Jane Ellen Panton died in Bloomsbury in 1923.[9]

Works[edit]

  • Panton's Poems (1880)
  • Country Sketches in Black and White (1882)
  • From Kitchen to Garret: Hints for Young Householders (1887)
  • Homes of Taste: Economical Hints (1890)
  • Within Four Walls: A Handbook for Invalids (1893)
  • Suburban Residences and How To Circumvent Them (1896)[10]
  • Leaves from a Life (her autobiography, 1908)
  • A Cannibal Crusader: An Allegory for the Times (1908)
  • Fresh leaves and green pastures (1909)
  • Leaves from a Garden (1910)
  • Most of the Game (1911)

References[edit]

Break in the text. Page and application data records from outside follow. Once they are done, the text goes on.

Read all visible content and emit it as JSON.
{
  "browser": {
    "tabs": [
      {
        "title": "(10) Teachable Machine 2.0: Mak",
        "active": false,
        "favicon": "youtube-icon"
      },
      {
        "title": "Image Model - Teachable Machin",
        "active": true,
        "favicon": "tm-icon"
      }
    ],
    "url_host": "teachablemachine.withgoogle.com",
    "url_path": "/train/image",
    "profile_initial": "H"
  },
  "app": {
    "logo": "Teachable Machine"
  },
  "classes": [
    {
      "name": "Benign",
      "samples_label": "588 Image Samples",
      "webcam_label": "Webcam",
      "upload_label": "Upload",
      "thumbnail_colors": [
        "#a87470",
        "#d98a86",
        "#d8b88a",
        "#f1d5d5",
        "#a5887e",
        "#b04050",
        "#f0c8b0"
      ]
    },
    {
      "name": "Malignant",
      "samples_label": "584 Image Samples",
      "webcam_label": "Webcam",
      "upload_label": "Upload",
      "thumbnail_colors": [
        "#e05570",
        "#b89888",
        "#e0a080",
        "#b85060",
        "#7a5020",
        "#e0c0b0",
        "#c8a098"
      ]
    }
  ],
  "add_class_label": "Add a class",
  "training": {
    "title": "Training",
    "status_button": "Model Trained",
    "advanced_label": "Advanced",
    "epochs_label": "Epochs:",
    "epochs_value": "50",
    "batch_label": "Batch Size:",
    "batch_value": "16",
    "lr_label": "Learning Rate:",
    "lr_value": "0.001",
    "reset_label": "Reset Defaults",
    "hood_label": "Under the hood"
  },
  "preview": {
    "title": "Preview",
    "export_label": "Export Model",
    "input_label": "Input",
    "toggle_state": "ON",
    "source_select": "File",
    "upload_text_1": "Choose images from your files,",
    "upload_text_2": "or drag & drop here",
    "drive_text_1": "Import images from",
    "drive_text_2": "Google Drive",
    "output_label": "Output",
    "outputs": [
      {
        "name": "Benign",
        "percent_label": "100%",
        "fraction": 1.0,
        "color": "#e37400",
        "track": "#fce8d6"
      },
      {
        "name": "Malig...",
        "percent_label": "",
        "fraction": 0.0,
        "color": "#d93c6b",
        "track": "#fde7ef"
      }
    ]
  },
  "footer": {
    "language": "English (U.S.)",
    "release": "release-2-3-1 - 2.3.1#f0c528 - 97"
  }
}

  1. ^ a b Charlotte Mitchell, "Panton , Jane Ellen (1847–1923)", Oxford Dictionary of National Biography, Oxford University Press, 2004 Accessed 30 October 2016.
  2. ^ "Obituary: Mrs. J. E. Panton", The Times, 1923
  3. ^ Panton, Jane Ellen (Frith) Mrs 1848-[from old catalog (1909). Fresh leaves and green pastures. The Library of Congress. New York, Brentano.
  4. ^ Ryder, Richard (2005). The Calcrafts of Rempstone Hall: The Intriguing History of a Dorset Dynasty. Halsgrove.
  5. ^ Panton, Jane Ellen (Frith) Mrs 1848-[from old catalog (1909). Fresh leaves and green pastures. The Library of Congress. New York, Brentano.
  6. ^ "London: Jarndyce Catalogue No. CCXXXII. Women Writers 1789–1948, Part III, P–Z, Item 3. Retrieved 12 October 2018" (PDF). Archived from the original (PDF) on 13 October 2018. Retrieved 12 October 2018.
  7. ^ "Panton [née Frith], Jane Ellen (1847–1923), writer". Oxford Dictionary of National Biography. doi:10.1093/ref:odnb/9780198614128.001.0001/odnb-9780198614128-e-55642. Retrieved 25 March 2020.
  8. ^ "Panton [née Frith], Jane Ellen (1847–1923), writer". Oxford Dictionary of National Biography. doi:10.1093/ref:odnb/9780198614128.001.0001/odnb-9780198614128-e-55642. Retrieved 25 March 2020.
  9. ^ "Panton [née Frith], Jane Ellen (1847–1923), writer". Oxford Dictionary of National Biography. doi:10.1093/ref:odnb/9780198614128.001.0001/odnb-9780198614128-e-55642. Retrieved 25 March 2020.
  10. ^ Jane Ellen Panton (16 August 2012). Suburban Residences and How to Circumvent Them. Cambridge University Press. ISBN 978-1-108-05320-4.

External links[edit]